No wonder why it is the most trusted of all types of RAID because of its tight-knit approach on securing data.
What Are The 3 Causes of Data Loss Related To RAID Rebuild?
There are three common causes of data loss that is related to rebuild operations. Users must take not of these things as it can help them to prevent any data loss while they are in a rebuild RAID array operation.
Since the RAID system is composed of physical materials such as hard drives, it will always be prone to physical damages like wear and tear and drive head damages.
Accidental deletion of data
Accidentally deletion of data because of a human error would result in data loss but users can quickly recover it if the data is unwritten.
Failure of RAID controller
Since RAID controller manages all the hard drives in the RAID system, any failure in the controller would result in inaccessible hard drives, including the data within it. It can stem from power surges and rebooting the RAID can result in overwritten data that cannot be retrieved.
5 Pro Tips On How To Rebuild RAID Array Without Losing Data
Important: Never create new files on a disarrayed disk!
Creating new files can result in overwritten data and can
turn it into unretrievable files.
Users must always remember not to run critical applications or, more importantly, create any new files on the disarrayed disk because this will surely corrupt the drive.
A corrupted drive can directly affect all other areas, so it is necessary to avoid this failure at all cost.
Below are the 5 RAID rebuild tips from our trusted data recovery experts.
1. Imaging The RAID Before A RAID Rebuilding
The main advantage of imaging the RAID before a rebuild RAID is it provides total protection for your data. Even without a guarantee from the rebuild, it will shield the data and imaging program can layout forensic or sector/block disk-image.
2. Separate Volumes
One of the first things that users need to do, before everything else, is to have a back-up of their data. This measure ensures that users can have recoverable data in case of any failure.
Also, it ensures that their data can still be retrieved even in the case of actively overwritten files. Remember that overwritten data can turn into an unretrievable file and will be inaccessible.
3. Test Backup With Multiple Restores
There is a need for users to image each drive separately. This action will ensure that a useful restore can jumpstart. Remember that it must be done, before and not after starting the RAID rebuilding process.
This action will not produce its desired result if users are not able to initiate this action before the process.
4. Run CHKDSK or FSCK tool only after taking the backup
Before running any repair utilities, users must make sure to initiate a secured and reliable back up and confirm it with proper steps in restoring. It will make the file system consistent through the option of overwriting file pointers.

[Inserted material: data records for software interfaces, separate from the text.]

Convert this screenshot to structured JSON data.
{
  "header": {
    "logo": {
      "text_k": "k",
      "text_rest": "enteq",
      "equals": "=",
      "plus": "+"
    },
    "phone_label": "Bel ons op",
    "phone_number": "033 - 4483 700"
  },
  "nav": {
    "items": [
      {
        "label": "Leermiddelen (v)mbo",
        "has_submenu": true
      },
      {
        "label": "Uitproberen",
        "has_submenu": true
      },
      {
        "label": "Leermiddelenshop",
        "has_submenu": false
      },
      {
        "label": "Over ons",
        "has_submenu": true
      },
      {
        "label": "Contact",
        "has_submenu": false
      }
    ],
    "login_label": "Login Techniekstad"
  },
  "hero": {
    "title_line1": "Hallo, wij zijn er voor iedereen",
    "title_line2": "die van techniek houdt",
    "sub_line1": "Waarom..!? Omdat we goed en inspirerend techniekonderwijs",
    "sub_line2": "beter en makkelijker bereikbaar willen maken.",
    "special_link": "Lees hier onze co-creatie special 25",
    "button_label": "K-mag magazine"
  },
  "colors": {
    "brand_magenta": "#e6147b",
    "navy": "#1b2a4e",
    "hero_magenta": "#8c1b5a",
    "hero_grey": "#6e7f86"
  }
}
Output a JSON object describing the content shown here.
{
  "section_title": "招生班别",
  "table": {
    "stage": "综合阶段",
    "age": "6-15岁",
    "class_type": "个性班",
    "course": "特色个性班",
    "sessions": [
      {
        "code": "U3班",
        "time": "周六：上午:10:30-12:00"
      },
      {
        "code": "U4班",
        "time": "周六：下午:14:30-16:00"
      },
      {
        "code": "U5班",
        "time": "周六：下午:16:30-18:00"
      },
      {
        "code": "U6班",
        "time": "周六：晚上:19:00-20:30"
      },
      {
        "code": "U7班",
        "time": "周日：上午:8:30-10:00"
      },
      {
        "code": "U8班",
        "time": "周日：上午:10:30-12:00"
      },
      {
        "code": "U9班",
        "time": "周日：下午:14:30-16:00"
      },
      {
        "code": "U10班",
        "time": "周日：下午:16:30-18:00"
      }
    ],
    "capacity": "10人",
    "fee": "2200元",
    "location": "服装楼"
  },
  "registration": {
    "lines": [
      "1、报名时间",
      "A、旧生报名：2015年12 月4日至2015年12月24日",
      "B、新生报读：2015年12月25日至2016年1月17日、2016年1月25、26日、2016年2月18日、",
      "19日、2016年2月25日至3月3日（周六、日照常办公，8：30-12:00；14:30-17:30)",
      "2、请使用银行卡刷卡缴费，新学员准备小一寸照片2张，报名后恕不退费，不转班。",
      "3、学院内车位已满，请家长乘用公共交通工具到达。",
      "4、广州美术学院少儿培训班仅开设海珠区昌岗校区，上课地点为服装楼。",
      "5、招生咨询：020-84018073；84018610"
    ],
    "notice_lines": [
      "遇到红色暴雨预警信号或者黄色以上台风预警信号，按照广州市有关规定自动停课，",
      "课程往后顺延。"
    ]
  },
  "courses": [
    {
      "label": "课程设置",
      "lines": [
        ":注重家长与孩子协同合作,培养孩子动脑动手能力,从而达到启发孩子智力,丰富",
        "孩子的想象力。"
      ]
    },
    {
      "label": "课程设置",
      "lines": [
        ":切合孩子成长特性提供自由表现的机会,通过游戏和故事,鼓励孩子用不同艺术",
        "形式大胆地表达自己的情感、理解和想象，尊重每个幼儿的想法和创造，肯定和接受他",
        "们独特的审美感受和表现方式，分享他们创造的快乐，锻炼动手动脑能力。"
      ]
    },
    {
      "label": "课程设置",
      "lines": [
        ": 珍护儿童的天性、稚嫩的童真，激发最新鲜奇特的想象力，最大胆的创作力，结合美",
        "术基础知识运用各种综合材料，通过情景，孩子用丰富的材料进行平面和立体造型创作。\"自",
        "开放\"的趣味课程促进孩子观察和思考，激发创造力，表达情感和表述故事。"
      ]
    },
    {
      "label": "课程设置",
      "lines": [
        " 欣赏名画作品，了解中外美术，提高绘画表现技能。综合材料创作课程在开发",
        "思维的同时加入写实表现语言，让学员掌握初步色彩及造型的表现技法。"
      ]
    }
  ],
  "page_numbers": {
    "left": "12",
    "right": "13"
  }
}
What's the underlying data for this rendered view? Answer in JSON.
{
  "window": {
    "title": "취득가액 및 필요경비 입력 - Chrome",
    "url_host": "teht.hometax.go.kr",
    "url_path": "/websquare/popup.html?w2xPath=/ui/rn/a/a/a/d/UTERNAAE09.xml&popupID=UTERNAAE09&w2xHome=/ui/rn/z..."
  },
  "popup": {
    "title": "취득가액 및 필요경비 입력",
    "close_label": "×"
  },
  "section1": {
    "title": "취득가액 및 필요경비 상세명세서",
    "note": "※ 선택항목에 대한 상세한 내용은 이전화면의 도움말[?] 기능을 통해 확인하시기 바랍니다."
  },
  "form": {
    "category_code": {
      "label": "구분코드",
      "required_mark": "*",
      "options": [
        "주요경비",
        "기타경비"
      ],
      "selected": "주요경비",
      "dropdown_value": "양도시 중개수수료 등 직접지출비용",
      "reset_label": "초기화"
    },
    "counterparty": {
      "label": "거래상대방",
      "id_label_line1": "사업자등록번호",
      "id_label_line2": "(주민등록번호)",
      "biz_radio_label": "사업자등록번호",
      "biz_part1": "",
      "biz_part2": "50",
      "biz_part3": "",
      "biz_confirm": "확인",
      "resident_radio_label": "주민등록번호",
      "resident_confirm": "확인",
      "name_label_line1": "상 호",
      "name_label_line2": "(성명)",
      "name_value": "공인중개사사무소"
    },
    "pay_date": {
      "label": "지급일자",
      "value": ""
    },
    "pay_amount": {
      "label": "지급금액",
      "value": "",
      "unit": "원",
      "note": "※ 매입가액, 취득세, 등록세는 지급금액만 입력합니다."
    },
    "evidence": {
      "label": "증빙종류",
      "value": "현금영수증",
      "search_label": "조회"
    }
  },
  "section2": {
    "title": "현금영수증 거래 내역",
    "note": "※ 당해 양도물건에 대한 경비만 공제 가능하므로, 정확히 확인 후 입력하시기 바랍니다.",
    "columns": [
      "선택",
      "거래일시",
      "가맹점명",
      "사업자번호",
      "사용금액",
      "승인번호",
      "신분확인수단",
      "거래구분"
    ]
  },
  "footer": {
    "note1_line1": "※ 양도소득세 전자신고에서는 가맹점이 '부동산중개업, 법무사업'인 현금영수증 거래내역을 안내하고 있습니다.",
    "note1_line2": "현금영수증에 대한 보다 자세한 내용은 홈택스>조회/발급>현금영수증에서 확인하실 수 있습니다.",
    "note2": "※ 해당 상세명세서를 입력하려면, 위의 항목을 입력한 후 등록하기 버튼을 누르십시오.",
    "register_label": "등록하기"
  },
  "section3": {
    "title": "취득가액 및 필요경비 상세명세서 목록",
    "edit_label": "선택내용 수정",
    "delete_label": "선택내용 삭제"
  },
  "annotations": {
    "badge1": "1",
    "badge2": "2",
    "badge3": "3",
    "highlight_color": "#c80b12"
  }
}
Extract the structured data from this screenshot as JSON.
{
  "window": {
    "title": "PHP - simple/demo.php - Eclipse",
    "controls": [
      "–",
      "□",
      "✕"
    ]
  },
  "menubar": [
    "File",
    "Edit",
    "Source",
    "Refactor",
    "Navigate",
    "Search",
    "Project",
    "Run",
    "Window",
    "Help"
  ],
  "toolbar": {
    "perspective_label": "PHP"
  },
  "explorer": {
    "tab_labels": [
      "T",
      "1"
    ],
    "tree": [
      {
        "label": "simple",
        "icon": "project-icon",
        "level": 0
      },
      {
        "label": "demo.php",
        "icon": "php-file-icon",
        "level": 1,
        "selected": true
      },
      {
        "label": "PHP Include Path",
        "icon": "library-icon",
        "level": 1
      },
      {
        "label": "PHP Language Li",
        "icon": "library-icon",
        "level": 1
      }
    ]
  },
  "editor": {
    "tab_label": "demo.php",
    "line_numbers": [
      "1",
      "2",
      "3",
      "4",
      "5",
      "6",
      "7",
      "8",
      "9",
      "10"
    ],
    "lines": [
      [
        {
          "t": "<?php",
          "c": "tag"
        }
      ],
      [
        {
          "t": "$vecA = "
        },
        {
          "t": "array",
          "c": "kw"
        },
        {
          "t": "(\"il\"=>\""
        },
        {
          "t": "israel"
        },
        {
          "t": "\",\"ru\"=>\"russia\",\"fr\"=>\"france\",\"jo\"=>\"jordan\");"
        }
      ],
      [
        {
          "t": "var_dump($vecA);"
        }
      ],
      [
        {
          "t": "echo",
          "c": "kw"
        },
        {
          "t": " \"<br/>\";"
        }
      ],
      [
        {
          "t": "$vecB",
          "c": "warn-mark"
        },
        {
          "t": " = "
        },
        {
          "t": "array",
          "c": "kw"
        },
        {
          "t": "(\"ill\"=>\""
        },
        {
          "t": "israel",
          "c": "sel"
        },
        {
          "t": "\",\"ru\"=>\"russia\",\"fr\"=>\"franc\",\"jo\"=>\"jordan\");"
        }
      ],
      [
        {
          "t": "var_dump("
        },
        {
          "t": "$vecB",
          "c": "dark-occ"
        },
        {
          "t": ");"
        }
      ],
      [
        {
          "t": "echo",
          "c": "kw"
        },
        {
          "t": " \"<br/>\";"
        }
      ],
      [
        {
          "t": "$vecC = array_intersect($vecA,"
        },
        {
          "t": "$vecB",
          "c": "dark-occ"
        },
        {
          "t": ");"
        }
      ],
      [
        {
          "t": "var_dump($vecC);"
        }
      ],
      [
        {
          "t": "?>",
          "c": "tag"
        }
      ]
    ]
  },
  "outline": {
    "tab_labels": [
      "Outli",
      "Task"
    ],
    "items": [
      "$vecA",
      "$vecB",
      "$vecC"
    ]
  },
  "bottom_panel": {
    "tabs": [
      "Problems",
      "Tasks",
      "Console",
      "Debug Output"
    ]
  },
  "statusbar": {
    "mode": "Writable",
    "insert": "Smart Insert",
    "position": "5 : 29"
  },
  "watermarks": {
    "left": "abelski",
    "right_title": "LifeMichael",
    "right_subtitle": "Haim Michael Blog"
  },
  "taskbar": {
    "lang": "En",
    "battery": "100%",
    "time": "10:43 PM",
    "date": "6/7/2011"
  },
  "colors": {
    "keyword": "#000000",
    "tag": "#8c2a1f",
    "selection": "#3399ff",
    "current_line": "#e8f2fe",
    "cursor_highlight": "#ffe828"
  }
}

Having a consistent file system ensures that everything can run smoothly, data are neatly organized and are in proper order.
5. Do not add, move, or delete files
These are specific actions that can complicate and slow the recovery process of data.
Any delays in the recovery process can surely have a direct impact on the operations of any business. This problem is an unwanted operations scenario, so users should avoid adding, deleting, or moving data if their RAID system is severely affected by failures, misalignments, and other related rebuild RAID problems.
Don’t Let RAID Rebuild Failures Catch You Off-Guard!
Data losses occur at the oddest of times, but this shouldn’t stop you from being as prepared as possible. Tracking the health and performance statuses of your RAID array drives on a regular basis makes it much easier to anticipate when things might go south.
If you’re consistently aware of how your hardware is doing, then you can replace faulty equipment promptly before it causes other problems that make rebuild RAID harder.
Finally, never hesitate to call a professional.
If you don’t know the exact cause of a failure, then it’s far better to solicit expert assistance than to try rebuilding RAID array yourself and make the situation even worse.
Learn more about maintaining your data security and privacy without potentially sacrificing your RAID’s integrity. Chat with TTR Data Recovery today.